Recently, I made a change. Well, a couple of changes. I’ll summarize for brevity.
1. Our family expanded with the addition of our second little one. Her name is Emmie, and she is the cutest darn kiddo you’ve ever seen. I would feel guilty saying that as a mother of two, but she looks identical to my first baby, so they are on equal levels of adorableness.
2. The California real estate market convinced us to sell our starter home.
3. Then it convinced us to buy a much more significant property (about 2 acres, that qualify more like a farm than anything else). It’s a much slower pace as opposed to when we lived in a major city with all the track homes and Stop Lights. So, with space and land comes options and opportunities, so we decided to build a Granny Flat also know in California as an Accessory Dwelling Unit for my mom.
Why Build a Granny Flat
While we were searching for the perfect property, we knew we wanted an existing primary home, and we were open to spending a little bit more for a property that had a current second structure, i.e., a barn, detached garage that we could convert, or even an existing slab. The “second structure” plan was almost impossible considering our budget, a lot like finding a needle in a haystack. We ended up purchasing a move-in ready home (yes!) with 2 acres of possibility for my mom and heck, maybe some horses down the line (I can already hear my husband objecting). My mom is single and was getting ready for retirement. Having a cottage or a granny flat nearby would allow her to be flexible with her time and finances. Who wouldn’t want that for their mom, right? Another plus was the way California (and most the West Coast states) have streamlined the building process for backyard cottages, granny flats, and accessory dwelling units or ADU’s. New legislation addresses the housing shortage/crisis in California, making it easier for homeowners to build second dwellings for family or tenants that can become a rental property. We hope to have our farm as our forever home – and the cottage as my mom’s “forever home” but if things change for her, it can an income property.

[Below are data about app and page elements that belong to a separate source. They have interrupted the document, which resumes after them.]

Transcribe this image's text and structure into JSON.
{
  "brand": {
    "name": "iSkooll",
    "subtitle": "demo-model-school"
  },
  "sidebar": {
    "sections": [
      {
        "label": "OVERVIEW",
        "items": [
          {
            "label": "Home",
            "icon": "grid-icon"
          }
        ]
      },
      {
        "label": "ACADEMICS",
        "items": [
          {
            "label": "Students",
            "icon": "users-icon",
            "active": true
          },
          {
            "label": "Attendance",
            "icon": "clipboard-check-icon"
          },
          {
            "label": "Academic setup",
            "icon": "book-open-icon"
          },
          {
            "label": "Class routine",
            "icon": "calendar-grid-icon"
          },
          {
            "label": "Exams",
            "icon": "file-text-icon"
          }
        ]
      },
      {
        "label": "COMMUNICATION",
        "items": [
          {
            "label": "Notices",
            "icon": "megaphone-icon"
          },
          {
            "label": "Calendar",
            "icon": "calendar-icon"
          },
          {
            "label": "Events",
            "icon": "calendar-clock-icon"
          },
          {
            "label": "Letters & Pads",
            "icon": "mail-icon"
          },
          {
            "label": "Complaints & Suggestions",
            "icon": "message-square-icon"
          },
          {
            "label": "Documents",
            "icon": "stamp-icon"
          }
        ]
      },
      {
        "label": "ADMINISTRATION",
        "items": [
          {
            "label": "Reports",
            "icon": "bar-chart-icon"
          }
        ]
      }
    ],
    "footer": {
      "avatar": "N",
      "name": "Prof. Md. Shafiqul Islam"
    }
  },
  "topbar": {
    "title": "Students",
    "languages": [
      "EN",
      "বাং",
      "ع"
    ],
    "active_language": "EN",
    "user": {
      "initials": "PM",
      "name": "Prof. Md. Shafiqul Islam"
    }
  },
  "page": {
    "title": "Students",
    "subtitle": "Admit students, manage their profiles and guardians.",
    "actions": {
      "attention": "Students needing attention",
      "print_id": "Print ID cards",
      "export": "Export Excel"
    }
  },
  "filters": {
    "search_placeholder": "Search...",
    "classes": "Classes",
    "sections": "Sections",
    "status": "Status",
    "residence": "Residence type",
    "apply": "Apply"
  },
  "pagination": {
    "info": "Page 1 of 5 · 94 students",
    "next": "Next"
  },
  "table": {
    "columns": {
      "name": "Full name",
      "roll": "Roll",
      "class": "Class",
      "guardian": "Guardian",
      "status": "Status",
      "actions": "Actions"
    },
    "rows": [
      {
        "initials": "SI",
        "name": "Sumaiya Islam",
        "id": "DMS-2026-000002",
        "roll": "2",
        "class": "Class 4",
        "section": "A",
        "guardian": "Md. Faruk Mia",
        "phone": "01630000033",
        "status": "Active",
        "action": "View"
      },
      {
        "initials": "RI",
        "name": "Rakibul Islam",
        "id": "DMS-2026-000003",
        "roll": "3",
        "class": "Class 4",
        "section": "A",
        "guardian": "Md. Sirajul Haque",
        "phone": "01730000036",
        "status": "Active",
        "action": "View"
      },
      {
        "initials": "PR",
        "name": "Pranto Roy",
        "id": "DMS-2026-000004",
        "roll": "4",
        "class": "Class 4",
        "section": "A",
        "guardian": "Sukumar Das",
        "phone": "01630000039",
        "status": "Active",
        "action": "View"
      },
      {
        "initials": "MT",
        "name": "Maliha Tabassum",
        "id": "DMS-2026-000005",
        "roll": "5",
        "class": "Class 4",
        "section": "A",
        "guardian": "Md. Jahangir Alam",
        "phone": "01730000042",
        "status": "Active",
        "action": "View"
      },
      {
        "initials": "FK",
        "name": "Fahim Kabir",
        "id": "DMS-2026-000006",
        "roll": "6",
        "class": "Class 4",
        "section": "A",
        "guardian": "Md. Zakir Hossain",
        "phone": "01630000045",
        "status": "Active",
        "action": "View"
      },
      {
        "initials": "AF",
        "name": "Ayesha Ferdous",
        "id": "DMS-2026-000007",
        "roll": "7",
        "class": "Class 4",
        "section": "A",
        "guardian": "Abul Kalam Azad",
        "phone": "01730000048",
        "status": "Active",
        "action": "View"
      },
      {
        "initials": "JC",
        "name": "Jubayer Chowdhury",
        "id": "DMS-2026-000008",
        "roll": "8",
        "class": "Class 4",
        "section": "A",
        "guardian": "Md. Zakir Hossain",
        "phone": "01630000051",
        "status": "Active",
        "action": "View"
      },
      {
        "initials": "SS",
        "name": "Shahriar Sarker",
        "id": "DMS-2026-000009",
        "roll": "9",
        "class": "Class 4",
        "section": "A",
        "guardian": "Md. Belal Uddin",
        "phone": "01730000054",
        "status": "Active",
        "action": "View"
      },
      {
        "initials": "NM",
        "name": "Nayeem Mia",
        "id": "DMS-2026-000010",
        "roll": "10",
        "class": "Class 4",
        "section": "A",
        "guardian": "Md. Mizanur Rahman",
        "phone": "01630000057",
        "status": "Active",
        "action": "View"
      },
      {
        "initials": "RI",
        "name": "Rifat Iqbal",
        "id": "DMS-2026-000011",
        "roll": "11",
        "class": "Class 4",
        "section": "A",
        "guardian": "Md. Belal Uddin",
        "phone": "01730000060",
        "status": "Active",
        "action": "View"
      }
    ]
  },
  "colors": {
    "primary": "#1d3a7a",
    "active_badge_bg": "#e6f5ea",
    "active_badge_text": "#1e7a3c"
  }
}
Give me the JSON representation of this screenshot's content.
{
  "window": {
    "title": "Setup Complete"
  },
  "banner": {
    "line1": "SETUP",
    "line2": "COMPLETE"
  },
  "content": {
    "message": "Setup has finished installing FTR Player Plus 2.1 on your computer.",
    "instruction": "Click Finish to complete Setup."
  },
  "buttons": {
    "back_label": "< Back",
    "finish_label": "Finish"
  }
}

I decided to document this building process because as we were brainstorming this project, I couldn’t find very many transparent “how to build a granny flat” guides. Lots of pretty pictures, yes! But guides, no. Actually, zero. So join me as I make this journey, from initial concepts to permitting and budgets, to the finishing touches. How much does it cost to build a granny flat? What are the general “dos and don’ts”? How should we budget? How should I organize my building ideas and processes? Let’s do all that together, shall we?!
California Granny Flat and Accessory Dwelling Unit Guidelines
Before we even started looking at homes, we did some homework. What did we need to know before we invested time and money into a property that essentially would house my ever expanding family and my mom? Here is what you need to know about Accessory Dwelling Units before you even consider building one:
Guidelines Found Here
- The unit is not intended for sale separate from the primary residence and may be rented. 65852.2(a)(1)(D)(i)
- The lot is zoned for single-family or multifamily use and contains an existing, single-family dwelling. 65852.2(a)(1)(D))ii)
- The accessory dwelling unit is either attached to the existing dwelling or located within the living area of the existing dwelling or detached from the existing dwelling and located on the same lot as the existing dwelling. 65852.2(a)(1)(D)(iii )
- Increased floor area of an attached accessory dwelling unit does not exceed 50 percent of the existing living area, with a maximum increase in floor area of 1,200 square feet. 65852.2(a)(1)(D)(iv )
- The total area of floor space for a detached accessory dwelling unit does not exceed 1,200 square feet. 65852.2(a)(1)(D)(v )
- Passageways are not required in conjunction with the construction of an accessory dwelling unit. 65852.2(a)(1)(D)(vi )
- Setbacks are not required for an existing garage that is converted to an accessory dwelling unit, and a setback of no more than five feet from the side and rear lot lines are not required for an accessory dwelling unit that is constructed above a garage. 65852.2(a)(1)(D)(vi i) (Local building code requirements that apply to detached dwellings are met, as appropriate. 65852.2(a)(1)(D)(vi ii)
- Local health officer approval where a private sewage disposal system is being used, if required. 65852.2(a)(1)(D)(ix )
- Parking requirements do not exceed one parking space per unit or per bedroom. These spaces may be provided as tandem parking on an existing driveway. 65852.2(a)(1)(D)(x )
- Other requirements may apply. See Government Code Section 65852.2
Next time, we’ll be doing a little bit of taste development and deciding what are some of the must-haves for our new build.